The term Artificial Intelligence (AI) has been used far and wide but what is it and how will it impact the insurance sector now and in the future?
AI sometimes called machine intelligence, is intelligence demonstrated by machines, in contrast to the natural intelligence displayed by humans and animals.
AI today is properly known as narrow AI (or weak AI), in that it is designed to perform a narrow task (e.g. only facial recognition or only internet searches or only driving a car). However, the long-term goal of many researchers is to create general AI (AGI or strong AI). While narrow AI may outperform humans at whatever its specific task is, like playing chess or solving equations, AGI would outperform humans at nearly every cognitive task.
All too often is AI incorrectly interchanged with “machine learning”. This is in part because AI is not one technology. It is, in fact, a broad field constituted of many disciplines, ranging from robotics to machine learning.
Strong AI is likely to affect the entire landscape of insurance as we know it. Change is here; more is coming. Today, the insurance market is dominated by massive national brands and legacy product lines that haven’t substantially evolved in decades. This kind of stagnations has historically suggested that it is an industry ripe to be disrupted- see the transportation industry and the rise of Uber.
Insurance is an industry that venture capitalists consider so ripe for disruption that new Insurtech entrants such as Lemonade can raise one of the largest seed rounds in history simply by talking. A number of industry leaders agree that the revolution in autonomous vehicles poses serious and fundamental risks to the traditional insurance business model.
A recent report predicts that “radically safer” vehicles, including driverless technology, will shrink the car insurance industry by a whopping 60% over the next 25 years. However, the revolution in autonomous vehicles also presents opportunities for insurers in three key areas:
- Cyber security
- Product liability insurance for sensors and/or algorithms
- Insuring against infrastructure problems
Insurance trends that business leaders should know about
While there is potential for major disruption within the car insurance market there are wider and more general trends that all insurance business leaders should understand. There are three key ways that AI will drive savings for insurance by plugging into existing transformations within the insurance industry:
Behavioural Policy Pricing:
Ubiquitous Internet of Things (IoT) sensors will provide personalised data to pricing platforms, allowing safer drivers to pay less for car insurance (known as usage-based insurance) and people with healthier lifestyles to pay less for health insurance
Customer Experience & Coverage Personalisation:
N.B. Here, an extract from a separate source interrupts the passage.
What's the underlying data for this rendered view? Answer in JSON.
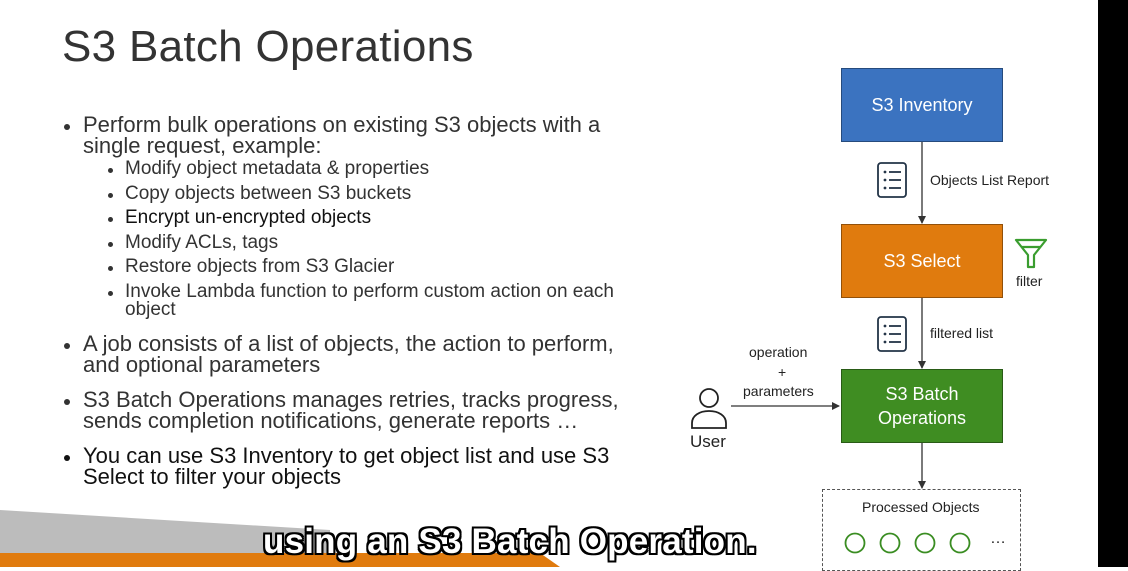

AI will enable a seamless automated buying experience, using chatbots that can pull on customers’ geographic and social data for personalised interactions. Brokers will also allow users to customise cover for specific items and events (known as on-demand insurance)
Faster, Customised Claims Settlement:
Online interfaces and virtual claims adjusters will make it more efficient to settle and pay claims following an accident, while simultaneously decreasing the likelihood of fraud. Customers will also be able to select whose premiums will be used to pay their claims (known as peer-to-peer (P2P) insurance).
Insurance as a global marketplace tends to be associated with public distrust (one Australian poll ranked sex workers as more trusted than the insurance industry), and this may present unique challenges to technology innovations – through AI or otherwise.
Therefore, a key concern introducing new technologies will be in convincing customers that automation isn’t simply a Trojan horse for denying their claims — a worry that 60% of consumers have expressed about purchasing coverage via chatbot, according to a recent survey by Vertafore.